Or at the very least, for people like myself of whom have no past connection with the game’s former incarnation, the feeling that Modern Storyteller know what they’re doing here. That the team can make work in a confined video game space such as this, a vast number of AAA studios fail to capture across a vast, visually-impressive open-world. That’s not to say The Forgotten City isn’t impressive in parts. Its own miniaturised Obsidian-like drawing me into extended/expanded conversations with many of the city’s denizens. Delving a bit at a time into their own individual back-stories, their origins, their possible reasons for being here. And then some. But oh do the team make hard work of convincing you there’s a just pay-off to experience, at times. A pay-off that just about cancels out any and all references to internet memes (sorry Modern Storyteller, I groaned at that admission) in the worst case scenario. And for a vast majority of other embarrassing cases: voice-lines not being triggered, NPC walking animations looking a little odd and a questionably-placed “horror” segment, are but the more notable scuffs during the five hours spent thus far with the game.

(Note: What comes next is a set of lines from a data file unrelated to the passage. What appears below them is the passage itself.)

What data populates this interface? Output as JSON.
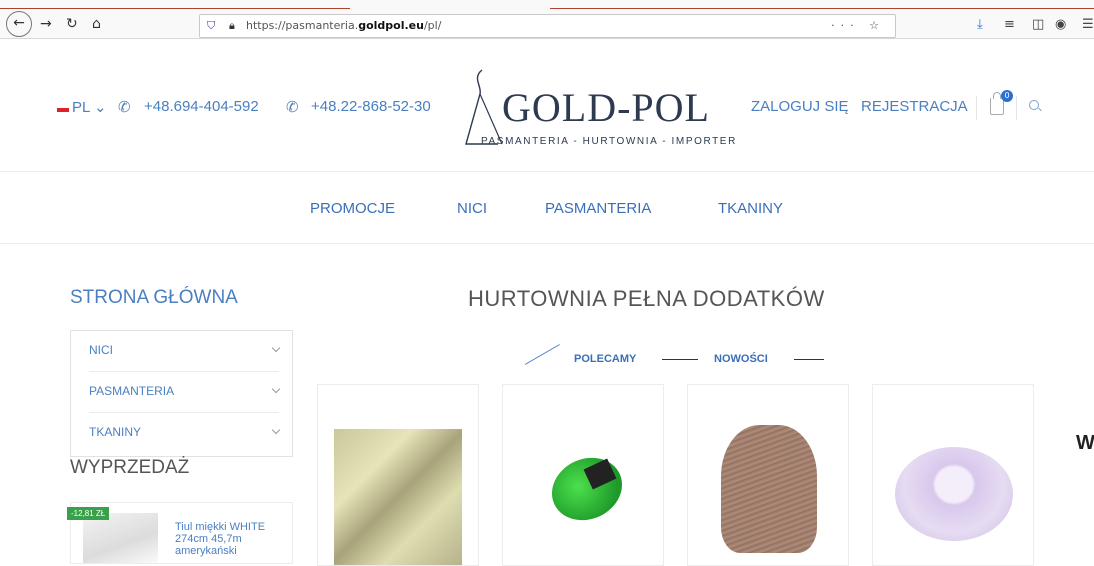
{
  "browser": {
    "url_prefix": "https://pasmanteria.",
    "url_domain": "goldpol.eu",
    "url_suffix": "/pl/",
    "url_actions": "··· ☆"
  },
  "header": {
    "language": "PL",
    "phone1": "+48.694-404-592",
    "phone2": "+48.22-868-52-30",
    "logo_name": "GOLD-POL",
    "logo_tagline": "PASMANTERIA - HURTOWNIA - IMPORTER",
    "login_label": "ZALOGUJ SIĘ",
    "register_label": "REJESTRACJA",
    "cart_count": "0"
  },
  "menu": {
    "items": [
      "PROMOCJE",
      "NICI",
      "PASMANTERIA",
      "TKANINY"
    ]
  },
  "sidebar": {
    "home_label": "STRONA GŁÓWNA",
    "categories": [
      "NICI",
      "PASMANTERIA",
      "TKANINY"
    ],
    "sale_title": "WYPRZEDAŻ",
    "sale_item": {
      "badge": "-12,81 ZŁ",
      "name": "Tiul miękki WHITE 274cm 45,7m amerykański"
    }
  },
  "main": {
    "title": "HURTOWNIA PEŁNA DODATKÓW",
    "tabs": [
      "POLECAMY",
      "NOWOŚCI"
    ],
    "side_text": "W"
  },
  "colors": {
    "accent": "#3a6fb8",
    "badge_green": "#3aa04a",
    "flag_red": "#e0202a"
  }
}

But there’s intrigue here and while that’s certainly a credit owed in large parts to the writing, it says something when a game that isn’t quite pulling off the technical and the mechanical without a hitch, can still draw you in. Not for the first time do I feel the need to reiterate my personal drive as of late, to continue exploring the so-called “AA” space. It’s so often in this field where appreciation for what works, feels more resonant. Not least because it stands so close to what doesn’t. That a game can still rise above its obvious misgivings. But it’s more to do with the game’s scale, if anything. Again, this enclosed, isolated setting of an ancient Roman settlement caught in a time-loop. Whereupon any act of sin committed by any one if its citizens, results in the entire city being punished. And this extends not just to yourself in a thematic sense, but a gameplay one too. Do so much as steal a single coin and you’re forced to restart the cycle all over again. Making sure to survive long enough to even escape — gold statues scattered across the city immediately coming to life during this phase. Targeting you for death, pursuing you until you travel through the portal back to the past. As a result, that crucial choice on having to restart, be it willingly or not, is as much a case of where specifically you commit such an act, as it is when.

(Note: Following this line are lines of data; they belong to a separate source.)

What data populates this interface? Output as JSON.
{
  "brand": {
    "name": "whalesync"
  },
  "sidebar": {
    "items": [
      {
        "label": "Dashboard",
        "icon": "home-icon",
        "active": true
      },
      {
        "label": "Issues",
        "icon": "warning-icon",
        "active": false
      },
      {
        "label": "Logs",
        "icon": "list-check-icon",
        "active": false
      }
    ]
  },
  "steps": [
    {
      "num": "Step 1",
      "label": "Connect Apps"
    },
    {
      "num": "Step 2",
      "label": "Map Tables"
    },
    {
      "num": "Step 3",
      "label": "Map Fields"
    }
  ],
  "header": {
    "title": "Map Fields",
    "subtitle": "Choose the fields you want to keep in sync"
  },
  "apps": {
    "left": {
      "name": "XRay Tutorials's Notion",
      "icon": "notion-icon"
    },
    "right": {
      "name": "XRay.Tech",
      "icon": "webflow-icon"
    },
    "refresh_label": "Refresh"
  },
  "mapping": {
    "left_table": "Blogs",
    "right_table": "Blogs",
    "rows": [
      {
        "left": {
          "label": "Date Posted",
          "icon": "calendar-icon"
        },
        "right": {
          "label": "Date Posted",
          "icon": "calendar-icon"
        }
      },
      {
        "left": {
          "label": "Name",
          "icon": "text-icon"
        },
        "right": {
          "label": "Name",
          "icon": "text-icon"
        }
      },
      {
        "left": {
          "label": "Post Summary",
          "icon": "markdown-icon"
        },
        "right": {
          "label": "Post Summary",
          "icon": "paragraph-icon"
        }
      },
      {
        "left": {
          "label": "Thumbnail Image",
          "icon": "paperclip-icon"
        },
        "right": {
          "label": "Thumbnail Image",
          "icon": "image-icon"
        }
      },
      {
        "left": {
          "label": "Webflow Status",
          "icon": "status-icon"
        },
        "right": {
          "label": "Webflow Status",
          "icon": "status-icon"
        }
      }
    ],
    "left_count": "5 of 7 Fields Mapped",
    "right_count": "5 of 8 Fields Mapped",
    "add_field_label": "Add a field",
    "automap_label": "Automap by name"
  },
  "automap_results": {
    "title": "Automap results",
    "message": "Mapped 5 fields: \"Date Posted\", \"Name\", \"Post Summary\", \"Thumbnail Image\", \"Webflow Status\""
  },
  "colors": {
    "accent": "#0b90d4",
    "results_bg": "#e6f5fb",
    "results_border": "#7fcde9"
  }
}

The natural take-away from this design choice, is to believe this is a somewhat-insidious attempt by the developers to extend one’s time in the game. To restart is to essentially start from scratch, albeit with new information. The memories of all those NPC’s wiped, to treat you as a complete stranger just as they have in all previous cycles. It’s comforting then that The Forgotten City is all too aware, if not of the perception, than of players understandably not wanting to waste time getting back to where their progress was abruptly halted. Time is precious after all and fortunately the game does introduce some, for lack of a better term, “short-cuts” in amongst one’s progression, so that the never-ending cycle feels just that bit less laborious. Obviously this is a matter of trial-and-error and there’s no getting away from how brute-force certain conversations can end up becoming. On the opposite end, it can be a touch underwhelming to find that alternate or otherwise more/less blunt approach, resulting in the exact same outcome. The same response for two very different dialog options. Curious as some of the game’s characters are, their flexibility with one’s approach isn’t always as varied as it should be.

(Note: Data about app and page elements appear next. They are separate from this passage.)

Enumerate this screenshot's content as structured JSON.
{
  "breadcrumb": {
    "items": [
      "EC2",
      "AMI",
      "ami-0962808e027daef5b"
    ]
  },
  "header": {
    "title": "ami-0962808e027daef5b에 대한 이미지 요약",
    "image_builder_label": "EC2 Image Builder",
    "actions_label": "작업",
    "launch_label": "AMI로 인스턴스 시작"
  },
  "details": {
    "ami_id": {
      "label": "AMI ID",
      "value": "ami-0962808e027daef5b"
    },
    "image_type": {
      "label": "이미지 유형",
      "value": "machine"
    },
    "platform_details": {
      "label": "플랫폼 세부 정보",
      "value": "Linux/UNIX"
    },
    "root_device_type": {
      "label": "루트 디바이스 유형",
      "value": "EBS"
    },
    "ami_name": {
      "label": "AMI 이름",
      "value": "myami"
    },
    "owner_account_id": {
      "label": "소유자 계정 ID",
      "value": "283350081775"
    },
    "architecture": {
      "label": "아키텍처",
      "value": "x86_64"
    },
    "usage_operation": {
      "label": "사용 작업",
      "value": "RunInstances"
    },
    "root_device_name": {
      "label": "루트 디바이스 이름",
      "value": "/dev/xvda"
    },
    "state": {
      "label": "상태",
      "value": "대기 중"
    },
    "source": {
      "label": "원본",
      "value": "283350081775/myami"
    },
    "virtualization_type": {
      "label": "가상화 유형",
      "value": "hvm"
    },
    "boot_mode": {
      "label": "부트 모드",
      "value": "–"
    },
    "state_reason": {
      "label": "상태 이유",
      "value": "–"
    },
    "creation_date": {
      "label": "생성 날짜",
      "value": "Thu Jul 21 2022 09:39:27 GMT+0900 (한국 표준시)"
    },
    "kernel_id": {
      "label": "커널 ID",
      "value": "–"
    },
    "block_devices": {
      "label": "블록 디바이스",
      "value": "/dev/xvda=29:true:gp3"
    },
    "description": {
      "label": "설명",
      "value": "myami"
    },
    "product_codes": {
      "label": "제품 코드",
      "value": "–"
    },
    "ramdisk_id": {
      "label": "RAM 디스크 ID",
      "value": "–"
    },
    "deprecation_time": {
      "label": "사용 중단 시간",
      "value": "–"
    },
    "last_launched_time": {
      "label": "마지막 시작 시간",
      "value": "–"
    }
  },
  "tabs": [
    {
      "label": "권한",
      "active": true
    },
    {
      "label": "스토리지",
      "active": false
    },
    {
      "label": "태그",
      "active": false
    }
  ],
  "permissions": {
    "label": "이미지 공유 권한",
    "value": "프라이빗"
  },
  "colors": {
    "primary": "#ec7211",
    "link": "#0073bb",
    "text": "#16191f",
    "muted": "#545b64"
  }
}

But this is a time-loop mystery by which you’re eventually less bothered by the repetitiveness of its core structure. Even if that frustration is simply passed onto other areas pertaining to the technical and occasional spots of added, figurative fluff the game could have so easily done without. Yet for all its blemishes (its wink-wink-nudge-nudge attempt to be accepted, unnecessarily) the story — more so the truth behind this supposedly ancient Roman settlement — has me curious. The characters’ backgrounds and motives are interlinked — as are the methods with which quests are solved and expanded upon — and that kind of added-investment, the need to really consider one’s choices, is always appreciated. But it’s the way the premise of a time loop has been embedded into The Forgotten City that makes uncovering the truth both intriguing and perilous in much the same breath. At the point where I’m clearly beginning to see the multiple endings starting to branch out from one another, this is a game so evidently heavy with conversation and dense exposition. But The Forgotten City surprisingly makes good use of such a hefty focus on dialogue and come the end just might be able to pull it off.